Chapter # 8 Paragraph # 4 Study # 1
January 15, 2008
Lincolnton, N.C.

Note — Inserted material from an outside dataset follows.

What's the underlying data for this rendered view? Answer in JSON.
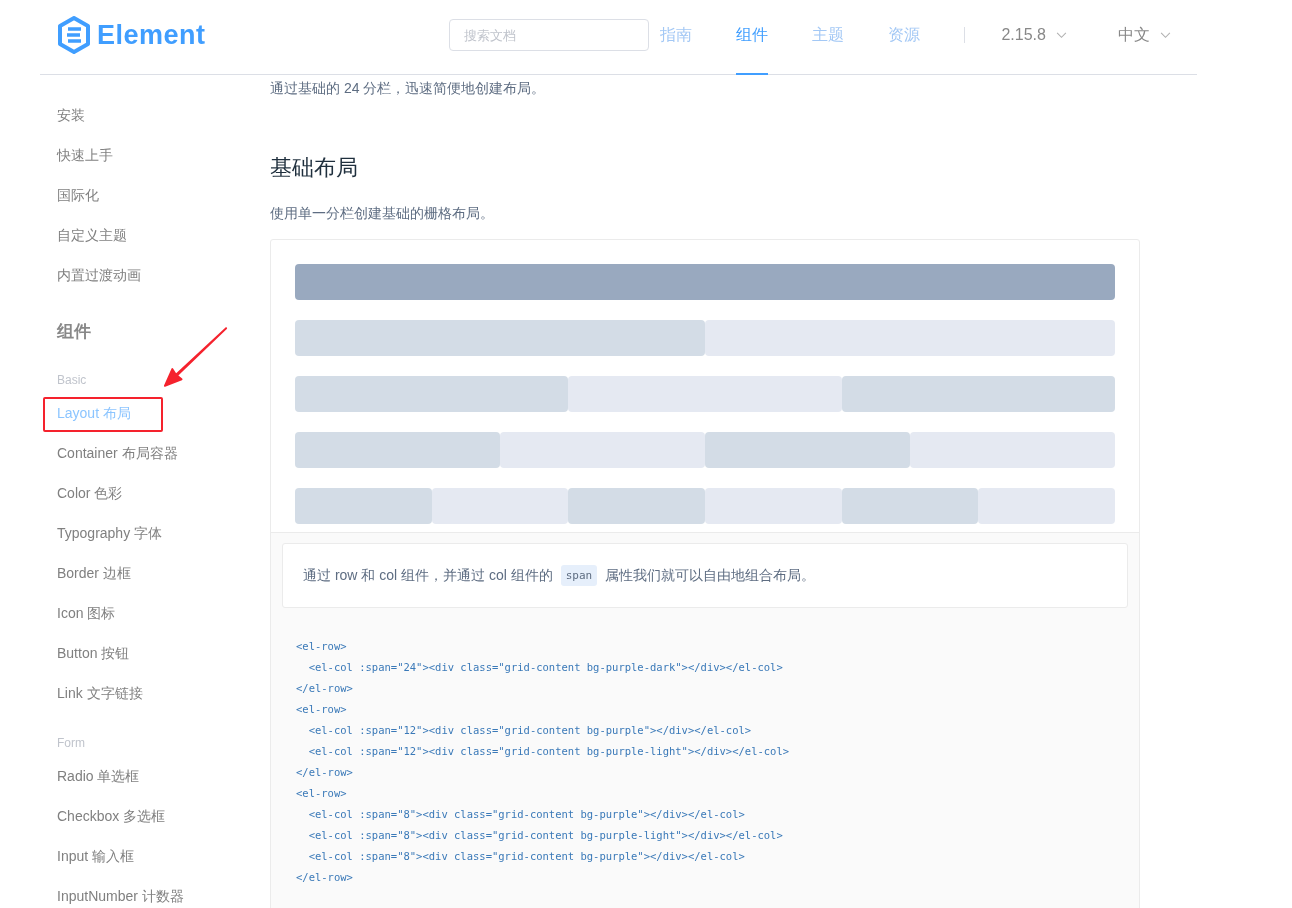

<372> Thesis: Our indwelling "Helper" does what we cannot do. Introduction: In our last study we asked the question: Why did Paul state the obvious when he said that hope is a future thing that cannot be seen in the present? We attempted to answer that by saying that Paul was pressing his readers regarding the content of their expectations for the future because no one functions without "expectations" and, therefore, legitimate expectations are absolutely crucial. The battle over behavior (it is, after all, actual behavior that makes the world function, not its preliminaries) is rooted in doctrinal promoters and their ability to establish a vision of the future that is sufficiently appealing so as to sponsor the actual activities of behavior. Everywhere we turn, we are bombarded by "hope-claims" that are designed to get us to act in certain ways. What we buy into as "hope" is, therefore, absolutely crucial. So, Paul maintained his focus on "hope" so that his readers would give it some serious consideration and then act in harmony with it. This evening we come to a new paragraph, but not a new issue. The issue is, and always will be, what we are going to do. There are only two options: we will either act out of the flesh (and die), or we will act out of the Spirit (and live) -- 8:13. But those options are rooted in two critical realities. The first is what we have come to expect from our actions; and the second is where we go for the ability to accomplish our actions. We have been told by Paul that we ought to expect incomparable glory from actions springing out of the Spirit and incomparable death from actions springing out of the flesh. And we have been told by Paul that actions that spring out of the Spirit do so when we engage His willingness and power by turning in trust to Him. So, this evening we find Paul turning to the issue of this "Helper's" help.